“There were supposed to be trials on, but they got called off because it was too wet,” he said. “I don’t have many hobbies outside of racing.

“Obviously, my partner Clare trains and I have a bit of a part in that. It can be stressful at times, but I still really enjoy it.”

Jason Collett and his partner Clare Cunningham

It was nearly a double celebration for the couple at Eagle Farm where the Cunningham-trained 2-year-old Big Parade (Deep Field) finished runner-up under Collett in the Listed Winning Edge Presentations S.

Cunningham gained experience with Peter Moody at Caulfield and spent her last four years with him as assistant trainer at Moody’s Sydney base following stints with Joe Pride, Gai Waterhouse and Bjorn Baker.

“We’ve been together for four or five years so we’re pretty happy,” Collett said.

Copybook ride

He produced a flawless ride aboard Invincibella, having the mare in a handy place throughout before launching his bid at the top of the straight.

Momentarily headed by 3-year-old filly Pohutukawa (Medaglia d’Oro {USA}), Invincibella responded gallantly.

“We managed to get in a good spot early on and coming to the home corner I was starting to get a little confident,” Collett said.

“There hadn’t been a great deal of speed on and she was travelling easily at that stage. I asked her to slide forward and she got to the front pretty quickly, but then Pohutukawa went past us and I was thinking not again.

“To her credit, my mare didn’t give in and is very strong in a finish. That told over the last 100 metres as she got her nose back in front when it mattered.”

“To her credit, my mare didn’t give in and is very strong in a finish.” – Jason Collett.

Collett hails from a well-known and respected racing family in New Zealand where his father Richard, a former jockey, trains at Pukekohe Park and his mother Judy is also a former rider.

Collett’s sisters Alysha and the now-retired Tasha, who is married to jockey Andrew Calder, are both Group 1 winners and he’s naturally delighted to have joined the club.

“I’m slowly taking it in more and more,” he said. “It’s a pretty good feeling to get it out of the way, it’s taken a while but I’ve got it done and dusted so it’s onward and upward.”

Jason joins the family's Group 1 club, with his win aboard Invincibella

While it was cause for the family to celebrate, Richard was the last to know.

“I spoke to Mum on Saturday night as I usually do and she was pretty happy. Dad is on a fishing trip with Gareth McRae and a couple of other friends in Alaska.

“He was en route there when the race was run and he landed about an hour later. There was a flood of text messages come through on his phone from friends and owners.

“Dad is on a fishing trip with Gareth McRae and a couple of other friends in Alaska.” – Jason Collett.

“He obviously put two and two together that I must have got one.”

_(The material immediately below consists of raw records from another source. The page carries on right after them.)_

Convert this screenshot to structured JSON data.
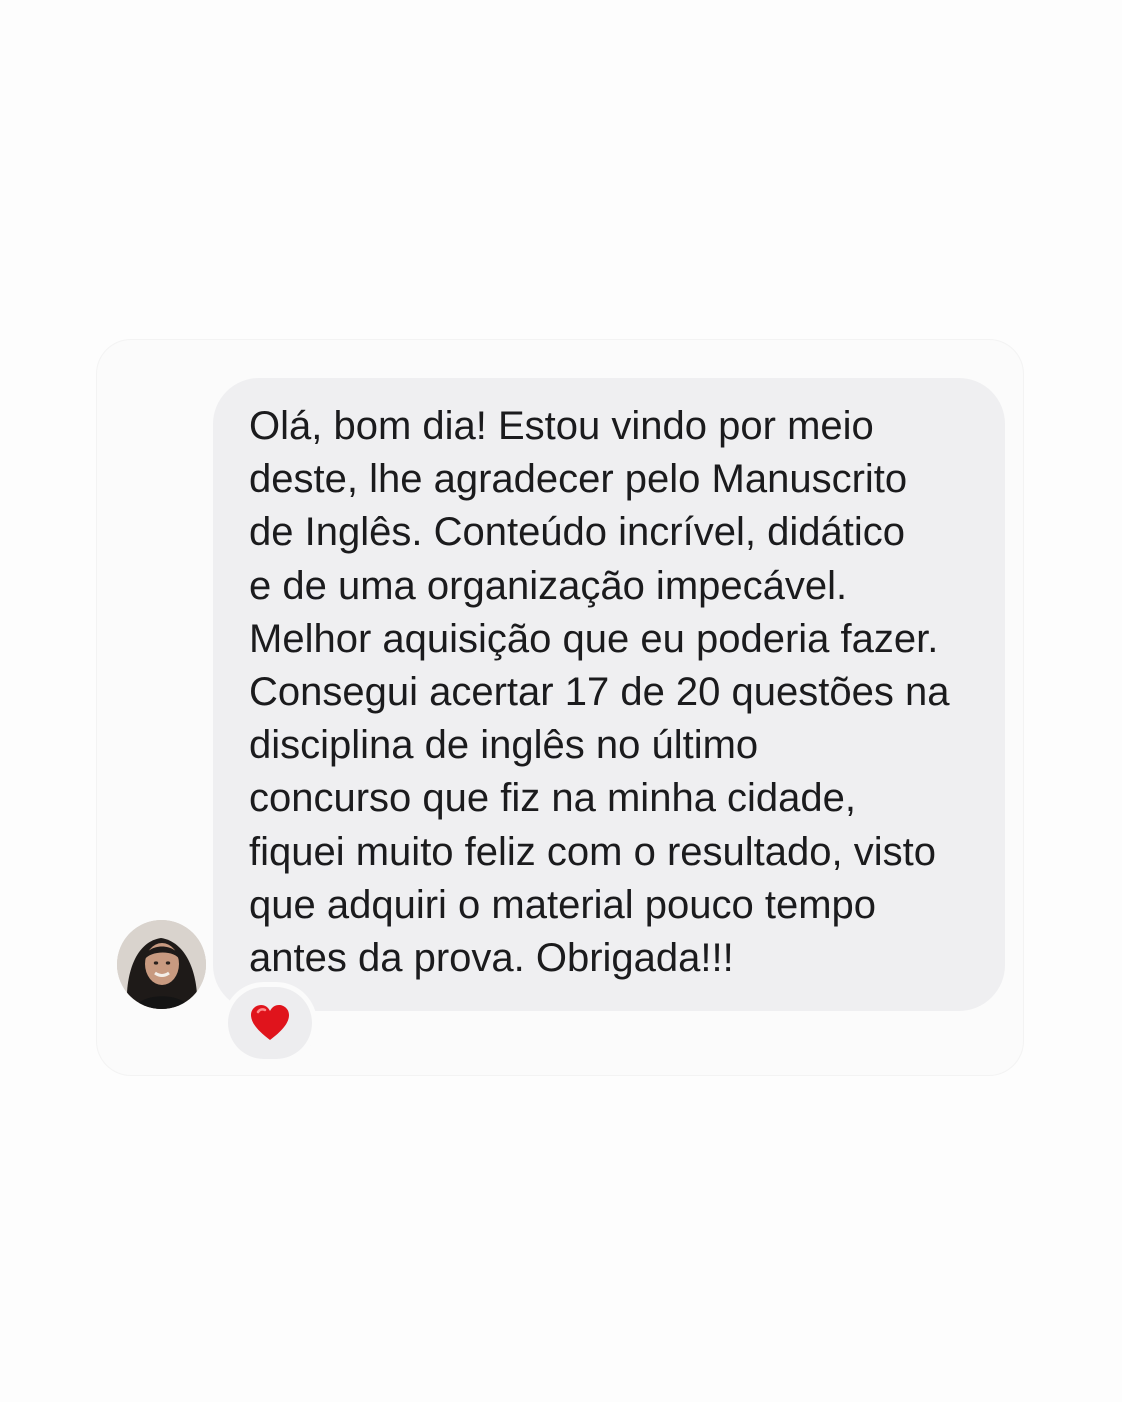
{
  "message": {
    "lines": [
      "Olá, bom dia! Estou vindo por meio",
      "deste, lhe agradecer pelo Manuscrito",
      "de Inglês. Conteúdo incrível, didático",
      "e de uma organização impecável.",
      "Melhor aquisição que eu poderia fazer.",
      "Consegui acertar 17 de 20 questões na",
      "disciplina de inglês no último",
      "concurso que fiz na minha cidade,",
      "fiquei muito feliz com o resultado, visto",
      "que adquiri o material pouco tempo",
      "antes da prova. Obrigada!!!"
    ]
  },
  "reaction": {
    "icon": "red-heart-icon",
    "color": "#e0141c"
  },
  "colors": {
    "bubble": "#efeff1",
    "card": "#fbfbfb",
    "text": "#1b1b1d"
  }
}
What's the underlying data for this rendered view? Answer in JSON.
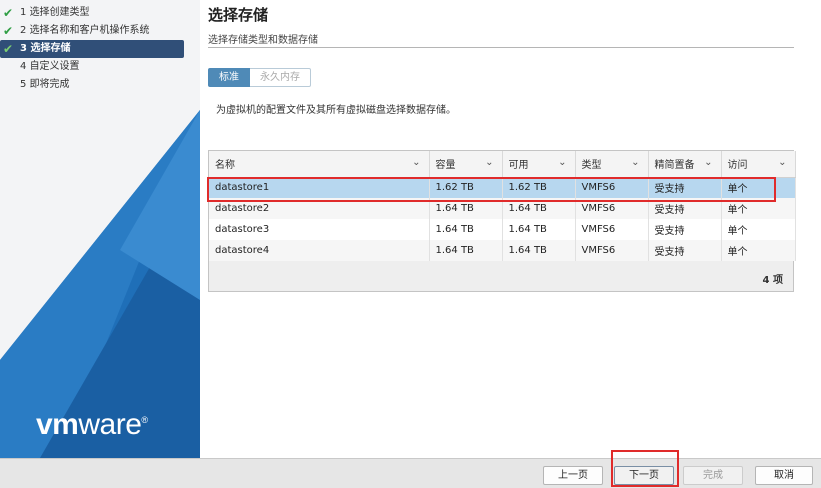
{
  "wizard": {
    "steps": [
      {
        "number": "1",
        "label": "选择创建类型",
        "done": true
      },
      {
        "number": "2",
        "label": "选择名称和客户机操作系统",
        "done": true
      },
      {
        "number": "3",
        "label": "选择存储",
        "done": true,
        "active": true
      },
      {
        "number": "4",
        "label": "自定义设置",
        "done": false
      },
      {
        "number": "5",
        "label": "即将完成",
        "done": false
      }
    ],
    "check_glyph": "✔",
    "brand": {
      "bold": "vm",
      "light": "ware",
      "mark": "®"
    }
  },
  "page": {
    "title": "选择存储",
    "subtitle": "选择存储类型和数据存储",
    "tabs": [
      {
        "label": "标准",
        "selected": true
      },
      {
        "label": "永久内存",
        "disabled": true
      }
    ],
    "description": "为虚拟机的配置文件及其所有虚拟磁盘选择数据存储。"
  },
  "table": {
    "columns": [
      "名称",
      "容量",
      "可用",
      "类型",
      "精简置备",
      "访问"
    ],
    "rows": [
      [
        "datastore1",
        "1.62 TB",
        "1.62 TB",
        "VMFS6",
        "受支持",
        "单个"
      ],
      [
        "datastore2",
        "1.64 TB",
        "1.64 TB",
        "VMFS6",
        "受支持",
        "单个"
      ],
      [
        "datastore3",
        "1.64 TB",
        "1.64 TB",
        "VMFS6",
        "受支持",
        "单个"
      ],
      [
        "datastore4",
        "1.64 TB",
        "1.64 TB",
        "VMFS6",
        "受支持",
        "单个"
      ]
    ],
    "selected_row": 0,
    "count": "4 项"
  },
  "buttons": {
    "back": "上一页",
    "next": "下一页",
    "finish": "完成",
    "cancel": "取消"
  },
  "colors": {
    "accent": "#304f78",
    "tab_selected": "#4f8ab7",
    "row_selected": "#b7d7ef",
    "highlight_box": "#e02b2b",
    "brand_blue": "#1f6fb8"
  }
}
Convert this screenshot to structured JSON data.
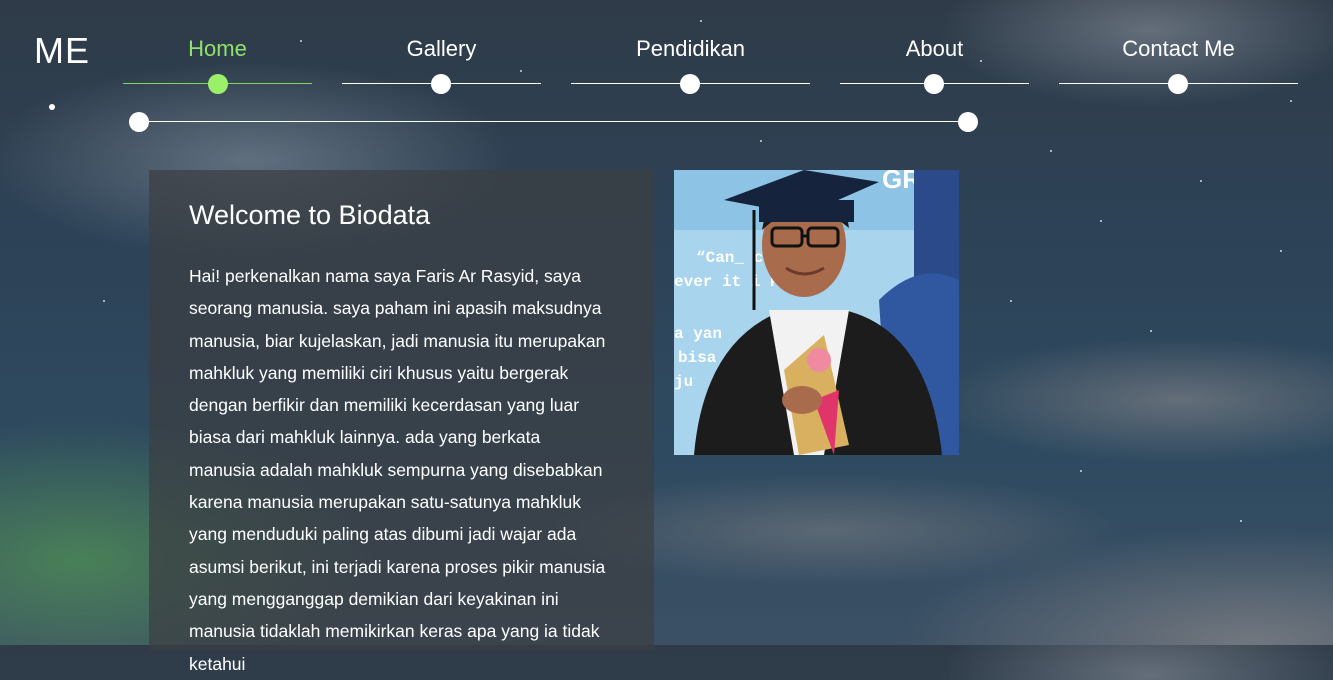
{
  "logo": "ME",
  "nav": [
    {
      "label": "Home",
      "active": true
    },
    {
      "label": "Gallery",
      "active": false
    },
    {
      "label": "Pendidikan",
      "active": false
    },
    {
      "label": "About",
      "active": false
    },
    {
      "label": "Contact Me",
      "active": false
    }
  ],
  "colors": {
    "accent": "#8fe26a",
    "text": "#ffffff",
    "card_bg": "#3c3e42"
  },
  "card": {
    "title": "Welcome to Biodata",
    "body": "Hai! perkenalkan nama saya Faris Ar Rasyid, saya seorang manusia. saya paham ini apasih maksudnya manusia, biar kujelaskan, jadi manusia itu merupakan mahkluk yang memiliki ciri khusus yaitu bergerak dengan berfikir dan memiliki kecerdasan yang luar biasa dari mahkluk lainnya. ada yang berkata manusia adalah mahkluk sempurna yang disebabkan karena manusia merupakan satu-satunya mahkluk yang menduduki paling atas dibumi jadi wajar ada asumsi berikut, ini terjadi karena proses pikir manusia yang mengganggap demikian dari keyakinan ini manusia tidaklah memikirkan keras apa yang ia tidak ketahui"
  },
  "photo": {
    "banner_text": "GRA",
    "quote_line1": "“Can_ co see w",
    "quote_line2": "ever it i Pr",
    "quote_line3": "a yan",
    "quote_line4": "bisa",
    "quote_line5": "ju"
  }
}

It was also appropriate that it was aboard a Chris Waller-trained runner that Collett got his first Group 1 as the Sydney horseman played a pivotal role in his move to Sydney.

Jason's dad Richard was the last to hear of his success

“I’ve been here about six and a-half years. Chris had a scholarship with the Northern Apprentices’ School at home and I got to go over to Chris’ stable for two weeks,” he said.

“I did that and came back 12 months later when they changed the rule of what New Zealand wins counted toward Australia and I was still able to have a claim.

“I did another three months then and came back again and then went back a year later and stayed. At that stage I was a fully-fledged jockey.”

"Sydney racing is very good and I can’t complain." - Jason Collett

It’s a permanent move that Collett has had no cause to regret.

“Look, it’s been great and Sydney racing is very good and I can’t complain,” he said. “It’s getting stronger and stronger and I can’t complain - the horses you ride against, the jockeys and the trainers are great.”